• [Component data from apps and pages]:
------------------------------------------------
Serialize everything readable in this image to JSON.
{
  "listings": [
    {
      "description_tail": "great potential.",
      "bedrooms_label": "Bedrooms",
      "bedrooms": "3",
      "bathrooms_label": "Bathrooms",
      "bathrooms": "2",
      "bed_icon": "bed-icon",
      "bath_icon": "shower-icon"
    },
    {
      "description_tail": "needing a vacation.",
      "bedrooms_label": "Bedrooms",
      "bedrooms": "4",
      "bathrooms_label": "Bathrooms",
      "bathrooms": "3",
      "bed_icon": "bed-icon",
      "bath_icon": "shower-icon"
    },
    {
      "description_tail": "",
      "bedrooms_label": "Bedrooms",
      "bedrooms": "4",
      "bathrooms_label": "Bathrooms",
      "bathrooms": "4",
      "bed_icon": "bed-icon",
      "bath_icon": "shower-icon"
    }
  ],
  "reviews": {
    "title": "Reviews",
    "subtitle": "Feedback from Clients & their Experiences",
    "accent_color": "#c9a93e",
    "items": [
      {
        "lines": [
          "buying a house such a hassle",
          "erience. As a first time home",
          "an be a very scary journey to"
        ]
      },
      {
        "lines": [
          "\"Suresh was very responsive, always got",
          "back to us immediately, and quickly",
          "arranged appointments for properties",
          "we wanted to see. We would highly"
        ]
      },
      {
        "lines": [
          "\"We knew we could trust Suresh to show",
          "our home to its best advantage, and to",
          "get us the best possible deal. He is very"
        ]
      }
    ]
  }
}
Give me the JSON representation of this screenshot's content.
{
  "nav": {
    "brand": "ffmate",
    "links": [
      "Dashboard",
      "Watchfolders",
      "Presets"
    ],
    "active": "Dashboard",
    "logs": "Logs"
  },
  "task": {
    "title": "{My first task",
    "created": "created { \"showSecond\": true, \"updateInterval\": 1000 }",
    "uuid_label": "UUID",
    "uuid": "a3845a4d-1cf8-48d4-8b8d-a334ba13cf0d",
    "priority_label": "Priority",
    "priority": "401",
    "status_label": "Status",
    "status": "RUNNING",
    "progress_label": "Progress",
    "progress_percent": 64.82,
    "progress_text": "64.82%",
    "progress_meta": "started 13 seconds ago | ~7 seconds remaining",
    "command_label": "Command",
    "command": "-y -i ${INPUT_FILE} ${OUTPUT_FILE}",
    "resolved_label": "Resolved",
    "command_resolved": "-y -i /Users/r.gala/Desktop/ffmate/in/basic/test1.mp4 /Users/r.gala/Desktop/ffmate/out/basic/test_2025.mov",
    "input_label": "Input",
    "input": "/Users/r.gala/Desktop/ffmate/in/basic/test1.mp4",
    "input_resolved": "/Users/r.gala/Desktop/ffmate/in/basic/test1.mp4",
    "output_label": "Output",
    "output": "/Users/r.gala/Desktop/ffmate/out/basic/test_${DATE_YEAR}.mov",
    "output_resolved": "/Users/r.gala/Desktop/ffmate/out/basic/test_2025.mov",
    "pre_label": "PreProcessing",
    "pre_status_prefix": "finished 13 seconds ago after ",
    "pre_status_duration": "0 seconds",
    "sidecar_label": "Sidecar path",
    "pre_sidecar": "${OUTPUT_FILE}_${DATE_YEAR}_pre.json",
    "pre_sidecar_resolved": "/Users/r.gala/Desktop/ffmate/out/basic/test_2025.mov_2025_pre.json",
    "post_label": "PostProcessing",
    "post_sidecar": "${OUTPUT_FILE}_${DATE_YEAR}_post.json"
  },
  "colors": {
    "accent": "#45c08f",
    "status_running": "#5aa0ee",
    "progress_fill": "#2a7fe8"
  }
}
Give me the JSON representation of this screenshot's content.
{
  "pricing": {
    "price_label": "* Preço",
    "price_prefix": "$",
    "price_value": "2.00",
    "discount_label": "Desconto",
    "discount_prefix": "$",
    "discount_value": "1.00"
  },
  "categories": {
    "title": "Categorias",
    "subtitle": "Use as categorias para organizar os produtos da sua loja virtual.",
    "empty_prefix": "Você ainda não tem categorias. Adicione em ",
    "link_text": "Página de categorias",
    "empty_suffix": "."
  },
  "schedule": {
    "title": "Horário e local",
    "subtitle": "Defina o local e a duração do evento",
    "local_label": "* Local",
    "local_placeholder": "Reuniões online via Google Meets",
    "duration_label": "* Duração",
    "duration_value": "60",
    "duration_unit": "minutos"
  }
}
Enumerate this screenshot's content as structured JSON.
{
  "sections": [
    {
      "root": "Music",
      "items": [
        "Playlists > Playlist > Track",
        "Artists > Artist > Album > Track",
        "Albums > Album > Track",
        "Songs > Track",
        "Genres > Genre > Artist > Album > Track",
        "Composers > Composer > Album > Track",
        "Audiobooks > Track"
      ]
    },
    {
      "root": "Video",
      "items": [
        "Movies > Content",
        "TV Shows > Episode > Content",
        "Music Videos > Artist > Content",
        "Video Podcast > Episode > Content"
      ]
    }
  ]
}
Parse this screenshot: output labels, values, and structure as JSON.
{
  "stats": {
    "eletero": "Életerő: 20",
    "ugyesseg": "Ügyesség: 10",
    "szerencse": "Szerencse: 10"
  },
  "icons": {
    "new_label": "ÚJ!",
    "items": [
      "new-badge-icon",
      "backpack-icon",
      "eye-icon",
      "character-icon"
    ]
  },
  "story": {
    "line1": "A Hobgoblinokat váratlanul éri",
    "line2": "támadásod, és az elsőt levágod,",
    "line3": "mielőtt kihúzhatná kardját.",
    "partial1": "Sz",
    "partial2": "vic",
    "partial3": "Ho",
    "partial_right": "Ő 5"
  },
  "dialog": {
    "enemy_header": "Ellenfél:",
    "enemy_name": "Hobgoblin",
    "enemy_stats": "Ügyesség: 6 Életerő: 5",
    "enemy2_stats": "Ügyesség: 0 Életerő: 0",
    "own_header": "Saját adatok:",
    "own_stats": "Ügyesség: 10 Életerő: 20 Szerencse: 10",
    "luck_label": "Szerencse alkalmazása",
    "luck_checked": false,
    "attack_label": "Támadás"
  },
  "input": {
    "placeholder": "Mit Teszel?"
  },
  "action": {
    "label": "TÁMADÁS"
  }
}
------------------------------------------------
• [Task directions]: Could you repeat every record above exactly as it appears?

• [Result]:
Serialize everything readable in this image to JSON.
{
  "listings": [
    {
      "description_tail": "great potential.",
      "bedrooms_label": "Bedrooms",
      "bedrooms": "3",
      "bathrooms_label": "Bathrooms",
      "bathrooms": "2",
      "bed_icon": "bed-icon",
      "bath_icon": "shower-icon"
    },
    {
      "description_tail": "needing a vacation.",
      "bedrooms_label": "Bedrooms",
      "bedrooms": "4",
      "bathrooms_label": "Bathrooms",
      "bathrooms": "3",
      "bed_icon": "bed-icon",
      "bath_icon": "shower-icon"
    },
    {
      "description_tail": "",
      "bedrooms_label": "Bedrooms",
      "bedrooms": "4",
      "bathrooms_label": "Bathrooms",
      "bathrooms": "4",
      "bed_icon": "bed-icon",
      "bath_icon": "shower-icon"
    }
  ],
  "reviews": {
    "title": "Reviews",
    "subtitle": "Feedback from Clients & their Experiences",
    "accent_color": "#c9a93e",
    "items": [
      {
        "lines": [
          "buying a house such a hassle",
          "erience. As a first time home",
          "an be a very scary journey to"
        ]
      },
      {
        "lines": [
          "\"Suresh was very responsive, always got",
          "back to us immediately, and quickly",
          "arranged appointments for properties",
          "we wanted to see. We would highly"
        ]
      },
      {
        "lines": [
          "\"We knew we could trust Suresh to show",
          "our home to its best advantage, and to",
          "get us the best possible deal. He is very"
        ]
      }
    ]
  }
}
Give me the JSON representation of this screenshot's content.
{
  "nav": {
    "brand": "ffmate",
    "links": [
      "Dashboard",
      "Watchfolders",
      "Presets"
    ],
    "active": "Dashboard",
    "logs": "Logs"
  },
  "task": {
    "title": "{My first task",
    "created": "created { \"showSecond\": true, \"updateInterval\": 1000 }",
    "uuid_label": "UUID",
    "uuid": "a3845a4d-1cf8-48d4-8b8d-a334ba13cf0d",
    "priority_label": "Priority",
    "priority": "401",
    "status_label": "Status",
    "status": "RUNNING",
    "progress_label": "Progress",
    "progress_percent": 64.82,
    "progress_text": "64.82%",
    "progress_meta": "started 13 seconds ago | ~7 seconds remaining",
    "command_label": "Command",
    "command": "-y -i ${INPUT_FILE} ${OUTPUT_FILE}",
    "resolved_label": "Resolved",
    "command_resolved": "-y -i /Users/r.gala/Desktop/ffmate/in/basic/test1.mp4 /Users/r.gala/Desktop/ffmate/out/basic/test_2025.mov",
    "input_label": "Input",
    "input": "/Users/r.gala/Desktop/ffmate/in/basic/test1.mp4",
    "input_resolved": "/Users/r.gala/Desktop/ffmate/in/basic/test1.mp4",
    "output_label": "Output",
    "output": "/Users/r.gala/Desktop/ffmate/out/basic/test_${DATE_YEAR}.mov",
    "output_resolved": "/Users/r.gala/Desktop/ffmate/out/basic/test_2025.mov",
    "pre_label": "PreProcessing",
    "pre_status_prefix": "finished 13 seconds ago after ",
    "pre_status_duration": "0 seconds",
    "sidecar_label": "Sidecar path",
    "pre_sidecar": "${OUTPUT_FILE}_${DATE_YEAR}_pre.json",
    "pre_sidecar_resolved": "/Users/r.gala/Desktop/ffmate/out/basic/test_2025.mov_2025_pre.json",
    "post_label": "PostProcessing",
    "post_sidecar": "${OUTPUT_FILE}_${DATE_YEAR}_post.json"
  },
  "colors": {
    "accent": "#45c08f",
    "status_running": "#5aa0ee",
    "progress_fill": "#2a7fe8"
  }
}
Give me the JSON representation of this screenshot's content.
{
  "pricing": {
    "price_label": "* Preço",
    "price_prefix": "$",
    "price_value": "2.00",
    "discount_label": "Desconto",
    "discount_prefix": "$",
    "discount_value": "1.00"
  },
  "categories": {
    "title": "Categorias",
    "subtitle": "Use as categorias para organizar os produtos da sua loja virtual.",
    "empty_prefix": "Você ainda não tem categorias. Adicione em ",
    "link_text": "Página de categorias",
    "empty_suffix": "."
  },
  "schedule": {
    "title": "Horário e local",
    "subtitle": "Defina o local e a duração do evento",
    "local_label": "* Local",
    "local_placeholder": "Reuniões online via Google Meets",
    "duration_label": "* Duração",
    "duration_value": "60",
    "duration_unit": "minutos"
  }
}
Enumerate this screenshot's content as structured JSON.
{
  "sections": [
    {
      "root": "Music",
      "items": [
        "Playlists > Playlist > Track",
        "Artists > Artist > Album > Track",
        "Albums > Album > Track",
        "Songs > Track",
        "Genres > Genre > Artist > Album > Track",
        "Composers > Composer > Album > Track",
        "Audiobooks > Track"
      ]
    },
    {
      "root": "Video",
      "items": [
        "Movies > Content",
        "TV Shows > Episode > Content",
        "Music Videos > Artist > Content",
        "Video Podcast > Episode > Content"
      ]
    }
  ]
}
Parse this screenshot: output labels, values, and structure as JSON.
{
  "stats": {
    "eletero": "Életerő: 20",
    "ugyesseg": "Ügyesség: 10",
    "szerencse": "Szerencse: 10"
  },
  "icons": {
    "new_label": "ÚJ!",
    "items": [
      "new-badge-icon",
      "backpack-icon",
      "eye-icon",
      "character-icon"
    ]
  },
  "story": {
    "line1": "A Hobgoblinokat váratlanul éri",
    "line2": "támadásod, és az elsőt levágod,",
    "line3": "mielőtt kihúzhatná kardját.",
    "partial1": "Sz",
    "partial2": "vic",
    "partial3": "Ho",
    "partial_right": "Ő 5"
  },
  "dialog": {
    "enemy_header": "Ellenfél:",
    "enemy_name": "Hobgoblin",
    "enemy_stats": "Ügyesség: 6 Életerő: 5",
    "enemy2_stats": "Ügyesség: 0 Életerő: 0",
    "own_header": "Saját adatok:",
    "own_stats": "Ügyesség: 10 Életerő: 20 Szerencse: 10",
    "luck_label": "Szerencse alkalmazása",
    "luck_checked": false,
    "attack_label": "Támadás"
  },
  "input": {
    "placeholder": "Mit Teszel?"
  },
  "action": {
    "label": "TÁMADÁS"
  }
}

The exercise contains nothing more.